Land appreciates, houses depreciate. It doesn’t matter how much land appreciates if the house has depreciated too much.

I would NOT use a realtor to decide the value of where to put my money in a home.


Generally, I agree with you. But as we plan to sell in the next five years, our town is changing rapidly, our realtor knows the neighborhood well (recently sold another house on our street and is active in the area), and we are talking about smaller size projects (<$7,000) - I trust her judgment. These two small projects were things for our happiness in the home, we just wanted a general sense of whether they would help or hurt values.


good article touching some of your concerns;


@MamaFishSaves New paint and flooring (i.e. carpet, vinyl, laminate, etc) can do wonders to improve the value of a home. Landscaping goes a long way too as well as painting the front door. Curb appeal is so important. If the home looks nice on the outside, people will want to see the inside as well. Hope that helps!

p.s. My blog link. Thanks for reading! :slight_smile:


When researching a lot on the topic, I was surprised to learn that solar panels are a terrible investment. Some buyers actually take them down once they bought the house because they don’t look good :cold_sweat:

If you are planning to live in your home for the next 20 years, great, get solar and save a bunch on electricity while saving the planet but, unfortunately, if you are selling your house, they do not increase your value.

(Who doesn’t want free electricity? consumerism at it’s best!)


Things to consider when doing home repair…NOT DOING IT!

It always costs more and always takes longer. Remember a house is just that, a house. Try to enjoy what you have and stay put…not so much because of the cost, but because of the hassle.


I’m totally trolling you with these… Quotes of things (specifically being content with what you have) to consider before making home improvements.

“He who is contented is rich.”

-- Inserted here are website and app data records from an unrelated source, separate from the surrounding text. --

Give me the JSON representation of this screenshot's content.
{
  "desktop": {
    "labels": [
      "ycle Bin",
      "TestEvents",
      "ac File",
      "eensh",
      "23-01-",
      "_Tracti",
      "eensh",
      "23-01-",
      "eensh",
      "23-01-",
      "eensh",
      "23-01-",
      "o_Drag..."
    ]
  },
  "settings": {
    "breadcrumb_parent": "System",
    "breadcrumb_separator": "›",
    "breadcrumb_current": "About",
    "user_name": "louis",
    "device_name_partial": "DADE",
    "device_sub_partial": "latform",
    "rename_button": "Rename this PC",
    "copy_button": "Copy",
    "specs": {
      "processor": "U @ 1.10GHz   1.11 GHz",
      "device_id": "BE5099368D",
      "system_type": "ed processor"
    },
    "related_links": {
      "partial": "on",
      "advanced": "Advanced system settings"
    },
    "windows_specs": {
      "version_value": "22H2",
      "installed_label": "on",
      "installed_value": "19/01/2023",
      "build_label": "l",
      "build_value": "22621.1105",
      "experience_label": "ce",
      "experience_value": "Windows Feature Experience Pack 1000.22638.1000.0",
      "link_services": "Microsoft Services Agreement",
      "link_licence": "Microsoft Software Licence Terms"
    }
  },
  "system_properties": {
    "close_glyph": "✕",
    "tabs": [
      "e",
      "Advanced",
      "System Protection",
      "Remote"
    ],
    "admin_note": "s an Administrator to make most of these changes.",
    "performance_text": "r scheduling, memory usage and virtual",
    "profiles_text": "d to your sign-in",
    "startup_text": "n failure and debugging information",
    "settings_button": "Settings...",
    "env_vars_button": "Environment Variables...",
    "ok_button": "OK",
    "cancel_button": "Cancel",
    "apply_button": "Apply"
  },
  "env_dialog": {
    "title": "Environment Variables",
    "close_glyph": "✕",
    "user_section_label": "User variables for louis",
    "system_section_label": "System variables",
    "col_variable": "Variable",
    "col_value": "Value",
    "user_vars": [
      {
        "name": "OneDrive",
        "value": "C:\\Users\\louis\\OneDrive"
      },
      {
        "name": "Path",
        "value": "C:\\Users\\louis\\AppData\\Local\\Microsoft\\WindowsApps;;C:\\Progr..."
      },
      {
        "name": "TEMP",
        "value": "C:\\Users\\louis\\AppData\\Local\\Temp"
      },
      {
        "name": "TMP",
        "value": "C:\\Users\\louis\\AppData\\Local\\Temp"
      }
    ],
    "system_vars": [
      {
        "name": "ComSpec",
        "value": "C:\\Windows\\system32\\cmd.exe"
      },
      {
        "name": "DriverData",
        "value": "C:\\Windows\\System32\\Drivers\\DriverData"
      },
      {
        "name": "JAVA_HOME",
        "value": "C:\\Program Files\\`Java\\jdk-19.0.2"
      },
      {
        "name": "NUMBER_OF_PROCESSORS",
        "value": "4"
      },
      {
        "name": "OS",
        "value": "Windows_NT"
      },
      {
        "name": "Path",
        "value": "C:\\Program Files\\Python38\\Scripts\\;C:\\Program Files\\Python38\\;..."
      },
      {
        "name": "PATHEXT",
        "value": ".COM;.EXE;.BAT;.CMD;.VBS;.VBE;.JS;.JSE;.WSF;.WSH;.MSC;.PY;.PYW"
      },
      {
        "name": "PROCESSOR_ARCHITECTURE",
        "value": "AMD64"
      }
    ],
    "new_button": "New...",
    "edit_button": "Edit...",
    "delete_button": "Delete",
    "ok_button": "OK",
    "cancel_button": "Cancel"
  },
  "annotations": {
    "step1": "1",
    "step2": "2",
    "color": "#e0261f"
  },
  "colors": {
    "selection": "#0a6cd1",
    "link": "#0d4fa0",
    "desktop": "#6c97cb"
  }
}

“A contented mind is the greatest blessing a man can enjoy in this world.”

“I am content; that is a blessing greater than riches; and he to whom that is given need ask no more.”

Ok, done trolling. I was legitimately surprised how many more quotes I could find about never being satisfied and always striving for more/better/etc… Anyway, it sounds like you already have a solid plan.

The one actual real sort of quote that is relevant is something to the effect of:

The reason there are no good general contractors for small residential projects is that if they were any good, they would no longer be doing small residential projects.


Never let hard wood floors lie hidden under carpet. Instantly adds thousands to any list price.


If a potential renovation won’t quantifiably more than pay for itself in increased value then don’t do it.

Wishful thinking doesn’t pay the mortgage.

Generally speaking “ego/vanity renovations” don’t make financial sense… swimming pools, man caves, kitchens with double ovens, games rooms, parent retreats, workshops, walk in robes, etc.

Buying “the worst house on the best street” only makes sense when the value add opportunities (e.g. adding bedrooms or bathrooms, but only up to what the neighbourhood considers normal rather than excessive) aren’t already factored into the purchase price.



Hah! The post isn’t actually about our work. Despite one small project to improve flow, we haven’t done any major improvements on our house. We love it the way it is :slight_smile: The post is more about guidance for people who talk about making “investments” through home improvements.


Swimming pools definitely don’t make sense! You cut your buyer pool at least in half, have higher insurance premiums, and higher maintenance cost.

Thanks for the tips! :slight_smile:


Glad to hear this…every time I think about putting one in I will come check this out!